Heart Health Champions
The region’s top heart experts share their insight on the latest advances in heart care and the best ways to live a heart-healthy lifestyle.
Brought to you by Main Line Health Lankenau Heart Institute
An Epidemic of Overburdened Women
It can be difficult to prioritize your heart health when daily life is a blur. But Kaitlyn Dugan Ibrahim, MD, a cardiologist at Main Line Health, explains why women need to put themselves first.
Are there any trends among your female patients that give you cause for concern? Heart disease is the number one killer of women and men. Often times, women are the caretakers for their spouses, children and/or aging parents, and don’t have the time to prioritize their own heart health. I try to stress it’s important to make your own heart health a priority because if your heart isn’t healthy, you won’t be able to take care of those around you.
Brought to you by Crozer Health
How to Find a Healthier You
Deborah R. Longo-Malloy, DO, at Crozer Health is one of the few physicians board certified in Lifestyle Medicine in the Philadelphia area. She explains what Lifestyle Medicine is and why it’s important.
What is Lifestyle Medicine? Lifestyle Medicine is a more holistic and preventive approach than traditional family medicine. To me, it means developing an in-depth relationship with my patients built around education. I strive to help them understand there are lots of things they can do in their everyday lives, from sweeping changes to little tweaks, to support their health. Our conversations focus on six pillars: movement, nutrition, sleep, stress, social connectedness and toxic substances—namely alcohol, tobacco and recreational drugs.
Brought to you by Deborah Heart and Lung Center
Understanding a Woman’s Risk
An all-woman team is striving to diagnose heart disease in women sooner and treat them earlier.

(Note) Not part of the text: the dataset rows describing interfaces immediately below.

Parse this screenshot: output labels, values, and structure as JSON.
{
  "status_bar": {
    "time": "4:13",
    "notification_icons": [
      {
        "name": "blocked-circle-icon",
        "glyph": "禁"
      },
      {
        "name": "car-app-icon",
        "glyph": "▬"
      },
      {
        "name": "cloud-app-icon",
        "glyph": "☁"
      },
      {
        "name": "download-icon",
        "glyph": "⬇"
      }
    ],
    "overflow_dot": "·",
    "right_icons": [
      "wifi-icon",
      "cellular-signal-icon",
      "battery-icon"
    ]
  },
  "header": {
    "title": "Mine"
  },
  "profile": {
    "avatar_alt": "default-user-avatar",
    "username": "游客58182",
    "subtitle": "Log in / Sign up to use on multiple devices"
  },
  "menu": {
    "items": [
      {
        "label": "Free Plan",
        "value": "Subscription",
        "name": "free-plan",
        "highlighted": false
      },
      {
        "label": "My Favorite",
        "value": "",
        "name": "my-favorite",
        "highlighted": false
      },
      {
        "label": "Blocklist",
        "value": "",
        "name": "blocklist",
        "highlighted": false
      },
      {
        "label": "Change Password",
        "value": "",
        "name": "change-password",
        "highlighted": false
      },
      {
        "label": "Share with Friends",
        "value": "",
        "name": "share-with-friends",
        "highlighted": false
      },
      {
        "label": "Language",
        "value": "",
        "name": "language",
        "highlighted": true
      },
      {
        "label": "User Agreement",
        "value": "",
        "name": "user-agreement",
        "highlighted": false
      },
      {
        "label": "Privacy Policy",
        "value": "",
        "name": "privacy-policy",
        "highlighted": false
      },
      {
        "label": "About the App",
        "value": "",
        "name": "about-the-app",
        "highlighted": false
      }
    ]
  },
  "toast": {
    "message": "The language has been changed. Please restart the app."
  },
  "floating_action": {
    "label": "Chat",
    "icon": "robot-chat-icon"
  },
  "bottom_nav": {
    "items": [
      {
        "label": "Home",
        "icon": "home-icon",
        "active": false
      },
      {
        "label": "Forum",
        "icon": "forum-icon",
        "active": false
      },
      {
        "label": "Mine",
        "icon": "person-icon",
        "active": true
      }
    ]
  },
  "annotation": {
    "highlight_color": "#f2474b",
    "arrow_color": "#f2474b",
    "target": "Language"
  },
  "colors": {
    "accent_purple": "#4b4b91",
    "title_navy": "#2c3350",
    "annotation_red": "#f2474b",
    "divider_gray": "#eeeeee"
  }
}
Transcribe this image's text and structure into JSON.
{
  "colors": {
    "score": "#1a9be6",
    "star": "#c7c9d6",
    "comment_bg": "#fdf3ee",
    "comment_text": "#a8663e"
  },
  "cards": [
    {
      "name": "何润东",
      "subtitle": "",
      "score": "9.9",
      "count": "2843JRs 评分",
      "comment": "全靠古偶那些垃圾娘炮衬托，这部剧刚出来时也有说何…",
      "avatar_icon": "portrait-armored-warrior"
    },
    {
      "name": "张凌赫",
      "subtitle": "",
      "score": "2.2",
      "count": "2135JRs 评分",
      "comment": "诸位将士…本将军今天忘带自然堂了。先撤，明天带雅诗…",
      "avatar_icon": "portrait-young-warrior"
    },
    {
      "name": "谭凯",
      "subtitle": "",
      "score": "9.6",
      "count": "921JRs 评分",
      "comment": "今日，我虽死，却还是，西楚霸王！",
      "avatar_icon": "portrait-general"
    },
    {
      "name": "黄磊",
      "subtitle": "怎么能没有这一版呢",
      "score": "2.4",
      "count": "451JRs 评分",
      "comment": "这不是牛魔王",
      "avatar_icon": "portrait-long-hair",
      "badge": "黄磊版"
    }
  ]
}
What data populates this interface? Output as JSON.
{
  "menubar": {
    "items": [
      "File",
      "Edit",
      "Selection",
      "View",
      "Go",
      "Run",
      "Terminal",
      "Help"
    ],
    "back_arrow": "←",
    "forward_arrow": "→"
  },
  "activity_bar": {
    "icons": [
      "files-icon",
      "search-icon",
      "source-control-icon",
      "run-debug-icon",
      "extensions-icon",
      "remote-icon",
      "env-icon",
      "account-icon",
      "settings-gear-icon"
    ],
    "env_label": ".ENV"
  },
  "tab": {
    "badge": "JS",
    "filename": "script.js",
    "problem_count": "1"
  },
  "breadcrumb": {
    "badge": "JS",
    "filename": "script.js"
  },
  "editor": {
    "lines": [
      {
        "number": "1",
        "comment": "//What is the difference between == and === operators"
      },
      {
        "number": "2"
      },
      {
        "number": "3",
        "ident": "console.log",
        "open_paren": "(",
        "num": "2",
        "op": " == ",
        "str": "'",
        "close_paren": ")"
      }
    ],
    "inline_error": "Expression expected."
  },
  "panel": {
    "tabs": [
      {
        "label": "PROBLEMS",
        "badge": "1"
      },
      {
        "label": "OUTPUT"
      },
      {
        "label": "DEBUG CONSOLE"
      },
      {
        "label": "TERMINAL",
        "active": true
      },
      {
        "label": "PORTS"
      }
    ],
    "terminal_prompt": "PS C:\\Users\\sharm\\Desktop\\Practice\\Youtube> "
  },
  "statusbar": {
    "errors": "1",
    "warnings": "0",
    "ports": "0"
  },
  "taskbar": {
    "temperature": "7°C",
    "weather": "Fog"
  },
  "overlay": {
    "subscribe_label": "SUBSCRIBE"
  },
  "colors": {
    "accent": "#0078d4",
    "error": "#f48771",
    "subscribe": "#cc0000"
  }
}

Women experience chest pain too. It’s a fact that cardiologist Renee Bullock-Palmer, MD, director of Deborah Heart and Lung Center’s Women’s Heart Center in Browns Mills, NJ, believes needs to be said because too many doctors are still dismissing concerned patients.